When you read this letter, a woman will have picked it up, registered the postal code and placed it in the crate to the right. She has done this with many other letters before and since, although over the years they have become fewer. Shortly after, her break began; half an hour in the back room – the amount of time it takes to drink a cup of coffee from that morning’s still simmering coffee pot. She looked out the window, through the tinted film that prevents passersby from peering in. On the other side, a young woman suddenly stopped in her tracks, having caught her own gaze in the window’s reflection. Mid-step, she returned her weight to her rear leg in slow motion, placing her foot back down and turning her upper body towards the window. The woman inside looked at the woman outside and recognised herself in her. The sketched lines of the young woman’s face connected it to her own, the folds of time. When she finished work, she went to the hair salon and asked for a haircut that would make her look ten years younger.
In the early morning hours, a man was awoken by his alarm. He shaved and drank a glass of milk. He drove to the warehouse, loaded the plastic crates into his van. The amount of letters is dwindling by an increasing number of minutes, he noted as he finished loading fifteen minutes ahead of schedule. He decided to take advantage of this inserted pocket of time. The sun was rising as he drove to the bakery, which was located at the end of his route. After consuming a cinnamon roll, a cup of coffee and a cigarette, he completed his route backwards. Hence, this letter arrives at your place earlier than I had expected, but probably too late to make you reconsider.
A man effortlessly retrieves the letter from your post box; it must have been at the top, perhaps on a newspaper, pushed upwards by some sort of vacuum. In his van, he drops it into a plastic crate with other letters. Stop by stop, the box is gradually filled. When the boxes are full, he parks in front of a bakery. He blows into a cigarette, extending it until it has tripled in length and then uses it to light a flame on his lighter. Just a spark. He strolls into the bakery and hands the baker a paper bag with a cinnamon roll and a cup full of coffee. She thanks him and places a few coins on the counter. The sun is about to set when he reaches the warehouse. He unloads the crates and drives home.
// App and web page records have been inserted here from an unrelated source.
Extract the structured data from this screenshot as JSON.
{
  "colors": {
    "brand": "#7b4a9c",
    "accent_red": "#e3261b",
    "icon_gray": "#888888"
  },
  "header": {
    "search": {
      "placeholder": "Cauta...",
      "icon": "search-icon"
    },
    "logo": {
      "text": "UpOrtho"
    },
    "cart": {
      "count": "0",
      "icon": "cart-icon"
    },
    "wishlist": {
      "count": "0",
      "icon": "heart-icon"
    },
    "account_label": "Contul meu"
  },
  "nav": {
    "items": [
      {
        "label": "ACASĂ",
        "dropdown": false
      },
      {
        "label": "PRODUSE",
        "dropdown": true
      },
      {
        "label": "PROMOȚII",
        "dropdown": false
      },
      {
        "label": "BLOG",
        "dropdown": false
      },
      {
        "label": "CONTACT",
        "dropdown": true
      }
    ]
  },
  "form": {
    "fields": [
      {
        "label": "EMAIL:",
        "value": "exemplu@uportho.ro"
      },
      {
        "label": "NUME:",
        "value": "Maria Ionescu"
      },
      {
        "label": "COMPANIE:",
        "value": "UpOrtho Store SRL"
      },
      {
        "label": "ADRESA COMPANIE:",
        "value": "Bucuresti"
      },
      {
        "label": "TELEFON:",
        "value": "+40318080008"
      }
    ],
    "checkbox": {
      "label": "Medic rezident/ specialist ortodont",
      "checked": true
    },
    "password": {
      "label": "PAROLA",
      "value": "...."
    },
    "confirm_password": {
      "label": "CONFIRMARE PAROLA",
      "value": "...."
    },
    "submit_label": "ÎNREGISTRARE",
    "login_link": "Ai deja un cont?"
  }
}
Exhausted, he sits down on his bed, grabs his phone and with eyes half-shut he finds a sound clip, avant-garde bell ringing which immediately puts him to sleep.
A woman steps into a hair salon. She smiles warmly when the hairdresser pays her her wages up front. Then she takes a seat in a chair. The hairdresser specialises in hair extension with scissors, and each time she makes a cut, a lock of hair rises from the hair depository on the floor and attaches to the woman’s short pageboy. Gradually, the woman’s expression grows more solemn. As a hair model, you take your job home with you. The hairdresser washes her hair and the woman leaves, studying her reflection in every window she passes. But her workday isn’t over yet; a shift at the post office begins. At first, she’s tired, but as time passes her fatigue wears off. She likes this job, because she can draw on her knack for reading people. A strong intuition for which letter to place in which hands.
Sincerely, Signe Boe
The text appeared as a press text for the exhibition When letters were made from fire at Westwerk Hamburg. Translation by Jennifer Russell